◆ **Your goal**: Look through the material that follows and show every line with the string "exact".
━━━━━━━━━━
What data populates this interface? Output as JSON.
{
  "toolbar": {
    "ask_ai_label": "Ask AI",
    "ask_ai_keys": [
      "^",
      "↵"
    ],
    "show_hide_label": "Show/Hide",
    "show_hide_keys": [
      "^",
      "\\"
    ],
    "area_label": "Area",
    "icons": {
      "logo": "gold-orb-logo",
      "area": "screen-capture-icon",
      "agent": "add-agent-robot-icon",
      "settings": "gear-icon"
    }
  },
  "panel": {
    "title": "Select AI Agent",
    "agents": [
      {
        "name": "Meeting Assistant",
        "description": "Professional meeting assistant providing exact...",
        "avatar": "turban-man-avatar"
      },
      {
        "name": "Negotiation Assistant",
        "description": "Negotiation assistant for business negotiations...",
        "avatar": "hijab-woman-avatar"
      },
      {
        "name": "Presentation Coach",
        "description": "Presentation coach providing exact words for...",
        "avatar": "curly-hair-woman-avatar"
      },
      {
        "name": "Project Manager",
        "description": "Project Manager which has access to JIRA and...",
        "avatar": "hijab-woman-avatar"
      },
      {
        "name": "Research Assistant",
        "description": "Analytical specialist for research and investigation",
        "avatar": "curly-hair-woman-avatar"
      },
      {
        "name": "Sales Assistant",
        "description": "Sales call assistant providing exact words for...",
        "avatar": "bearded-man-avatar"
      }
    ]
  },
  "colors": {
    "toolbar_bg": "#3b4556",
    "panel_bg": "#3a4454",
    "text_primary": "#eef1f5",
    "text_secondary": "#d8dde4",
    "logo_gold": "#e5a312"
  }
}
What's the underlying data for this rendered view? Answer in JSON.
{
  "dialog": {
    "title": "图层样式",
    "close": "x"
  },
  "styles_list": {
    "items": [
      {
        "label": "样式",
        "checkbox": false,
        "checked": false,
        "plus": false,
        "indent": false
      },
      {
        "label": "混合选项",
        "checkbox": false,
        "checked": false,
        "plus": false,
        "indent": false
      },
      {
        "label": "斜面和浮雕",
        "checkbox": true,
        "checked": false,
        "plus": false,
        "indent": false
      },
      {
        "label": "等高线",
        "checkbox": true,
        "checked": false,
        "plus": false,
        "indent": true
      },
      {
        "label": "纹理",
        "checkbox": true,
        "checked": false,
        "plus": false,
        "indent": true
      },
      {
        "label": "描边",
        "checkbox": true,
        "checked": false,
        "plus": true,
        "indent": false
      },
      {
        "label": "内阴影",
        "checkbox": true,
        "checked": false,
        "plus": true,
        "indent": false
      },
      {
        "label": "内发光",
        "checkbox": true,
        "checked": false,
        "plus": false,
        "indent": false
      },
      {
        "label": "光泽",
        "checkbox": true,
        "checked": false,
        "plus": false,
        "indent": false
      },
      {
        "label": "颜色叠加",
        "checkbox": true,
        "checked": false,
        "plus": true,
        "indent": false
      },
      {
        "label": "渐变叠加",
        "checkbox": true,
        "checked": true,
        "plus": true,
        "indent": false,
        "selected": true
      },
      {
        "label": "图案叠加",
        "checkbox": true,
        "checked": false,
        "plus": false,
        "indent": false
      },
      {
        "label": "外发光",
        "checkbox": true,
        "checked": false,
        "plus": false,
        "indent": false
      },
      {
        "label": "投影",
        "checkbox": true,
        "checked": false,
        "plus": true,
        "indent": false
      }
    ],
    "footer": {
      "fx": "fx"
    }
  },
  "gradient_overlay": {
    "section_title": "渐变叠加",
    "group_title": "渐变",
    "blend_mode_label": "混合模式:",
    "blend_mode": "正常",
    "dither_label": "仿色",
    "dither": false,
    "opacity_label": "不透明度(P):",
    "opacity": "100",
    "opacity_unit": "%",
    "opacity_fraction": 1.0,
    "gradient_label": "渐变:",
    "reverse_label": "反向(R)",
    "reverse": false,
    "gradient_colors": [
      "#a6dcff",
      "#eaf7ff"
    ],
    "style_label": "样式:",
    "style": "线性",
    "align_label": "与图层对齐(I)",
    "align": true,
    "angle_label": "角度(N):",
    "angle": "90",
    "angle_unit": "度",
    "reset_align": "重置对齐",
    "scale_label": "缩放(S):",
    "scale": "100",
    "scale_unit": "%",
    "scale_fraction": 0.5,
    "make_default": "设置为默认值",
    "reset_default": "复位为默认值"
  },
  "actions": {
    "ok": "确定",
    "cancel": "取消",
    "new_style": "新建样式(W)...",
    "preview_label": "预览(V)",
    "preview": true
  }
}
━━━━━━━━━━
◆ **Worked solution**:
        "description": "Professional meeting assistant providing exact...",
        "description": "Presentation coach providing exact words for...",
        "description": "Sales call assistant providing exact words for...",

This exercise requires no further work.